• Data for analysis
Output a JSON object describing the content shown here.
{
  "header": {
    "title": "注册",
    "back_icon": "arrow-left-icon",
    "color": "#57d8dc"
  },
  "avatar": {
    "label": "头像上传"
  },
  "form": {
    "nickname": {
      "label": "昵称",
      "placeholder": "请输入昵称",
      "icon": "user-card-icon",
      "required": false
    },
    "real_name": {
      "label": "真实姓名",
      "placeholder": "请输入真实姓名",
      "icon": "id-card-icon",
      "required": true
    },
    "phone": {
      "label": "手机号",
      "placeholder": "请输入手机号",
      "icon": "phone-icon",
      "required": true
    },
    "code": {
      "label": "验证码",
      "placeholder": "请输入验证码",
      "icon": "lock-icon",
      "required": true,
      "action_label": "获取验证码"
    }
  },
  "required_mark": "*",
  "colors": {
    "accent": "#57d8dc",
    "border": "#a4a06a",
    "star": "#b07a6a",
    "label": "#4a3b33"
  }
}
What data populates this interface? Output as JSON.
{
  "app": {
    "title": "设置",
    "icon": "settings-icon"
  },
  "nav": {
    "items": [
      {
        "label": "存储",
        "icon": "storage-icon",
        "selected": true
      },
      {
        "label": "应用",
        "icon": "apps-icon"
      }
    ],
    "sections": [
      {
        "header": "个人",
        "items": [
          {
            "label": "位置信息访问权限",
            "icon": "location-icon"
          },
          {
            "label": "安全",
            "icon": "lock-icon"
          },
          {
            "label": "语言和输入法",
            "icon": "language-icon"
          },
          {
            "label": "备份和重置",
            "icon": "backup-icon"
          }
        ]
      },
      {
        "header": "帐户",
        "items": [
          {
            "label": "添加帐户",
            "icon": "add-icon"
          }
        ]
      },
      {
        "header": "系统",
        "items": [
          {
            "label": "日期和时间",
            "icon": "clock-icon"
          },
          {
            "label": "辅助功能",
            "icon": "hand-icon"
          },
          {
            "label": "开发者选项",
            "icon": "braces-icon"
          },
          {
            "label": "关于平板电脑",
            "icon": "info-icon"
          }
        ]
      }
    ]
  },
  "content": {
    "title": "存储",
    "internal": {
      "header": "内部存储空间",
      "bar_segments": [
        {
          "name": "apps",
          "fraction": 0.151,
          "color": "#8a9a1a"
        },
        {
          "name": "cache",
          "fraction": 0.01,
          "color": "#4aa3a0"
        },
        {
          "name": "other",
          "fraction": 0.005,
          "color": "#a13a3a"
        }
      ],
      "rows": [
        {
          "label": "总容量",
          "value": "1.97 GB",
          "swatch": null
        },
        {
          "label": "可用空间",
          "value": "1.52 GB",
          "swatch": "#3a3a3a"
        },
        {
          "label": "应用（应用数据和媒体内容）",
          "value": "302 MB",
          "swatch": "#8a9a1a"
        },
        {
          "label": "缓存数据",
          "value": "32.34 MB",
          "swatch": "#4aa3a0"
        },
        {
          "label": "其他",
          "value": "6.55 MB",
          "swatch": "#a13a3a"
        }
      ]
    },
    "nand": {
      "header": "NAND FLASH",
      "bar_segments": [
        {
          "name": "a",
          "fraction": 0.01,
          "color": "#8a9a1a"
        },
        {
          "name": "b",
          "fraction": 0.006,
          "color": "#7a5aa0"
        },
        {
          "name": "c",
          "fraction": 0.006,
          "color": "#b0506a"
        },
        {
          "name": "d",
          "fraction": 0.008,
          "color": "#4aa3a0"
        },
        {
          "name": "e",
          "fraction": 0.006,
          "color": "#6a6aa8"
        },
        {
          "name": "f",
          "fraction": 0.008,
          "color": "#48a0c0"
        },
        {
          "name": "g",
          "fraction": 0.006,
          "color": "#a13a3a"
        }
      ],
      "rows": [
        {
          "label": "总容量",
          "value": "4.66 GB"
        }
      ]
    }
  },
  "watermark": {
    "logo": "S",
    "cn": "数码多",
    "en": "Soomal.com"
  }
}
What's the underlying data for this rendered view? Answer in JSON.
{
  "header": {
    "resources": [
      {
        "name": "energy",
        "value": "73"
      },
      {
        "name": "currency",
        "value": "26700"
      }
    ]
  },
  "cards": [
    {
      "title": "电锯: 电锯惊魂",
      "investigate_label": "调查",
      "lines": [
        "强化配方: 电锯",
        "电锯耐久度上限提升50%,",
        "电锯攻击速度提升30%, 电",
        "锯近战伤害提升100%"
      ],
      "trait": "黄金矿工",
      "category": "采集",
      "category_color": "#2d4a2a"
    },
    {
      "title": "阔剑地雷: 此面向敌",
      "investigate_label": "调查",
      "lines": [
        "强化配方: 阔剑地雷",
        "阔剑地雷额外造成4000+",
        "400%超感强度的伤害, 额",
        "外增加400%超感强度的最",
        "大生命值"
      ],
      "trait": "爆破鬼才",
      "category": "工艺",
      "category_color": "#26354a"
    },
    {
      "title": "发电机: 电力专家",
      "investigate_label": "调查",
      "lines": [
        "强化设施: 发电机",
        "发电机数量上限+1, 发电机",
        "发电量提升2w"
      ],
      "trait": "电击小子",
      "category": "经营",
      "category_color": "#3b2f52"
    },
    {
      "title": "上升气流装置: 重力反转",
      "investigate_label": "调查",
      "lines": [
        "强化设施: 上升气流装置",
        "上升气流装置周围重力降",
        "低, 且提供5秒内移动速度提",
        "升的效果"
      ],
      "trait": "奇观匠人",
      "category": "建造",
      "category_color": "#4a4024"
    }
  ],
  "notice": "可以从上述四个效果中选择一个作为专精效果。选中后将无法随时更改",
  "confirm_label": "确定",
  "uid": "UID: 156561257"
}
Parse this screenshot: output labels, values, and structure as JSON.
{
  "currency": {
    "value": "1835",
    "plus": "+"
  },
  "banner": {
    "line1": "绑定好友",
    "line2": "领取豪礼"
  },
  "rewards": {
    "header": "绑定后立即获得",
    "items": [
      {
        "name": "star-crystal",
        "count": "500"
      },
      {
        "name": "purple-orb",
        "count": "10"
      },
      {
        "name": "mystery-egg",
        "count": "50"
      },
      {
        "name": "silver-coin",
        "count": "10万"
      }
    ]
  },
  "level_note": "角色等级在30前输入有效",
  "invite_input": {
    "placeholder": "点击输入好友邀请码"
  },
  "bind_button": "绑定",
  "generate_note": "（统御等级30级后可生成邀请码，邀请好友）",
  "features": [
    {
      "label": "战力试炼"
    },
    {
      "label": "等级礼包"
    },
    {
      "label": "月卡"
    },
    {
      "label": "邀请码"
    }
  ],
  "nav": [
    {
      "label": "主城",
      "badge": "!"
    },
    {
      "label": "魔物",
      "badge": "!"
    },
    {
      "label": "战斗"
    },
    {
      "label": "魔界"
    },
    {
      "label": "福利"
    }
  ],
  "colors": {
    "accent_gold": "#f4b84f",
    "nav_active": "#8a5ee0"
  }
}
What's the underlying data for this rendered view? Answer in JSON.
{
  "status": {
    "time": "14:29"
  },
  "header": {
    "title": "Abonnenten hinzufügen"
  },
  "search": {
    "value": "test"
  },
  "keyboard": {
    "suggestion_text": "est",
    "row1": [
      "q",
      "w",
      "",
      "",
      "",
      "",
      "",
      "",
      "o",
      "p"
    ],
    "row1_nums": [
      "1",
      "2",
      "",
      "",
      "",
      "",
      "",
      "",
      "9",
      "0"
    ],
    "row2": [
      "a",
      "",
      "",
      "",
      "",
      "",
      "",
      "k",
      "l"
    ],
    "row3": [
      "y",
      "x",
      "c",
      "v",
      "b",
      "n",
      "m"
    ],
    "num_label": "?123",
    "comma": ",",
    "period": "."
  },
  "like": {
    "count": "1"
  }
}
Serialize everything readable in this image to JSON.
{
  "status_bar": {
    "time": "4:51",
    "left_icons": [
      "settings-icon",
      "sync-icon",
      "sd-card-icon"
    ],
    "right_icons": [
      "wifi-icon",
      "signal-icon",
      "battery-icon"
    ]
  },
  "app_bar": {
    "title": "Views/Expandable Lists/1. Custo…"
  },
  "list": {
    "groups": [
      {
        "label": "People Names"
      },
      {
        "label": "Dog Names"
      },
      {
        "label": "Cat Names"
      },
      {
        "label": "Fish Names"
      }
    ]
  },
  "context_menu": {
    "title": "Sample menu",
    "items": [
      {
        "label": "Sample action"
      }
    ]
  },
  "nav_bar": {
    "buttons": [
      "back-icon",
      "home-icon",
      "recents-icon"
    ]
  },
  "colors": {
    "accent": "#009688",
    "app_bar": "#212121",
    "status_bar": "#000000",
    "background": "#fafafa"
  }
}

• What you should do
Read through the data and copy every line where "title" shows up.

• Task solution
    "title": "注册",
    "title": "设置",
    "title": "存储",
      "title": "电锯: 电锯惊魂",
      "title": "阔剑地雷: 此面向敌",
      "title": "发电机: 电力专家",
      "title": "上升气流装置: 重力反转",
    "title": "Abonnenten hinzufügen"
    "title": "Views/Expandable Lists/1. Custo…"
    "title": "Sample menu",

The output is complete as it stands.